Women S Work Men S Property

Author: Stephanie Coontz
Editor: Verso Books
ISBN: 178478799X
Size: 13,92 MB
Format: PDF, Kindle
Read: 496
Download

“To some a book on the origins of sexual inequality is absurd. Male dominance seems to them a universal, if not inevitable, phenomenon that has been with us since the dawn of our species. The essays in this volume offer differing perspectives on the development of sex-role differentiation and sexual inequality, but share a belief that these phenomena did have social origins, origins that must be sought in sociohistorical events and processes.” In this way Stephanie Coontz and Peta Henderson introduce a book which fills a yawning gap in Marxist and feminist theory of recent years. Women’s Work, Men’s Property brings together specialist historical and anthropological skills of a group of American and French feminists to examine the origins of the sexual division of labor, the nature of pre-state kinship societies, the position of women in slave-based societies, and the specific forms taken by the oppression of women in archaic Greece. Men’s Work, Women’s Property will be welcomed by teachers and students of women’s studies and anyone with an interest in the biological, psychological and historical roots of sexual inequality.

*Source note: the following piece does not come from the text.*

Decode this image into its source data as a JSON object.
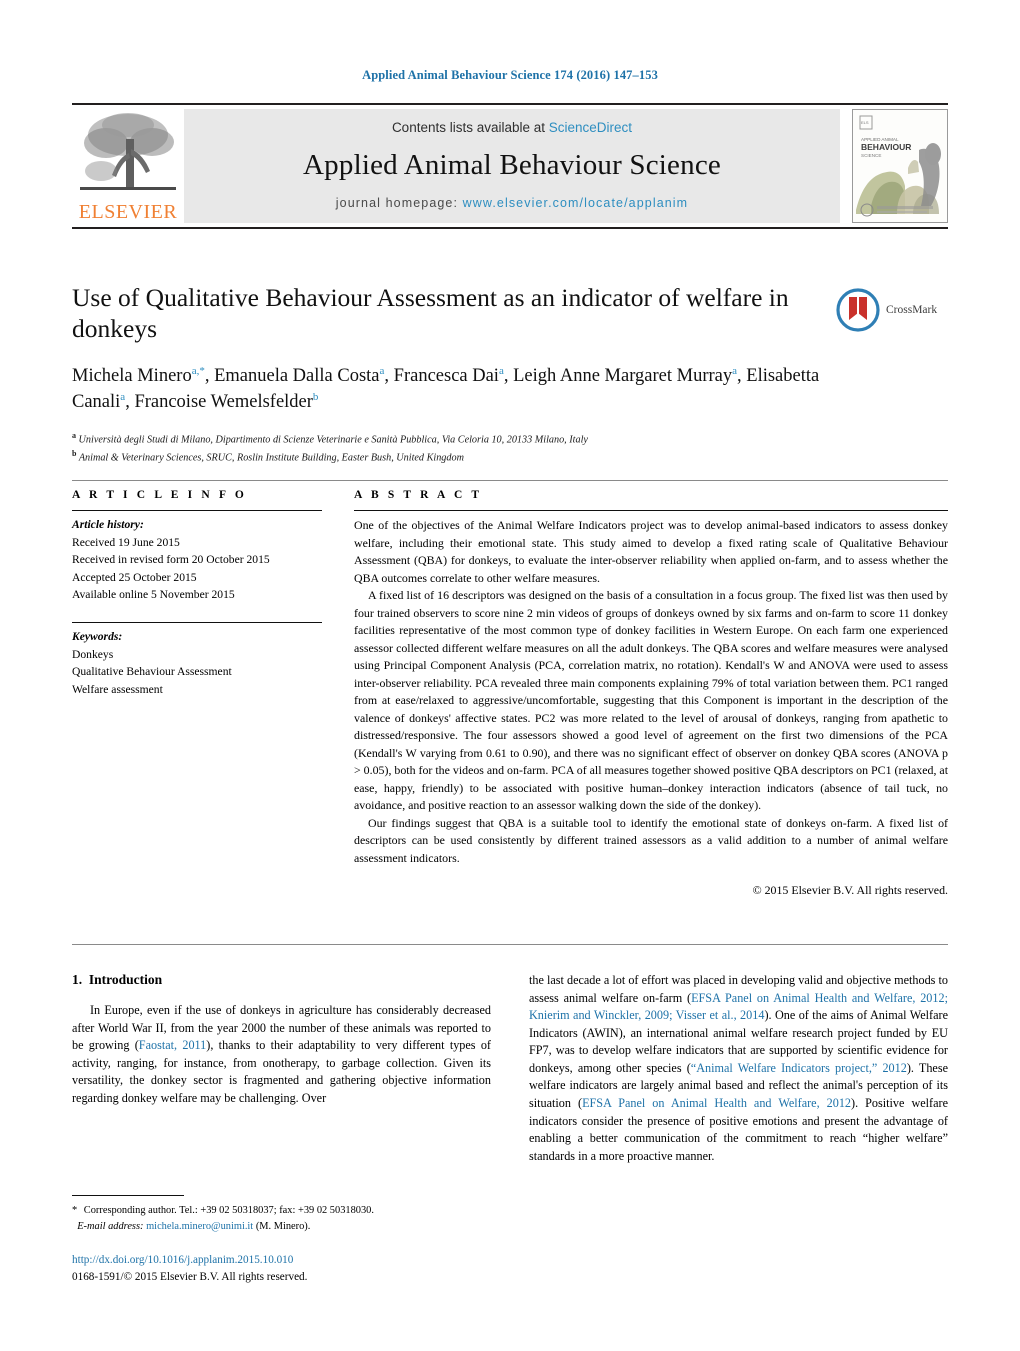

Gender Equality In A Global Perspective

Author: Anders Ortenblad
Editor: Routledge
ISBN: 1317274229
Size: 10,32 MB
Format: PDF, Mobi
Read: 336
Download

Gender Equality in a Global Perspective looks to discuss whether Gender Equality can be adopted as it has been defined in international documents anywhere, or whether it needs to be adapted in a more local context; discuss which factors and perspectives need to be taken into account when adapting Gender Equality to specific contexts; suggest research approaches for studies on whether a universal (Western) concept of Gender Equality fits in certain specific contexts; and finally suggests challenges to the existing interpretation of Gender Equality (e.g., theory of intersectionality); and the development of legal and policy framework. This book is situated within the tradition of comparative gender studies. While most other such books take up and compare various ways of implementing (or not implementing) gender equality, this book studies and compares whether or not (and to what extent) a specific definition of Gender Equality (GE) could be adopted by various nations. Thus, all chapter contributors will engage with the same definition of GE, which will be presented within the book, and discuss the possibilities and constrains related to applying such a definition in their particular national context. The readers will learn about the problems of applying a universal concept of Gender Equality and the possible reasons for and modes of adapting Gender Equality to different contexts. Gender Equality in a Global Perspective looks to maintain a critical and reflexive stance towards the issues raised and will seek to present multiple perspectives and open-ended answers. As such it hopes to contribute to the international discussion of human rights more broadly and Gender Equality specifically. The intended audience is not limited only to but will include policy makers, scholars and students with an interest in Gender issues, Organizational Theory, Political Science, Human Development, Policy Analysis, Globalization and other management sub-disciplines.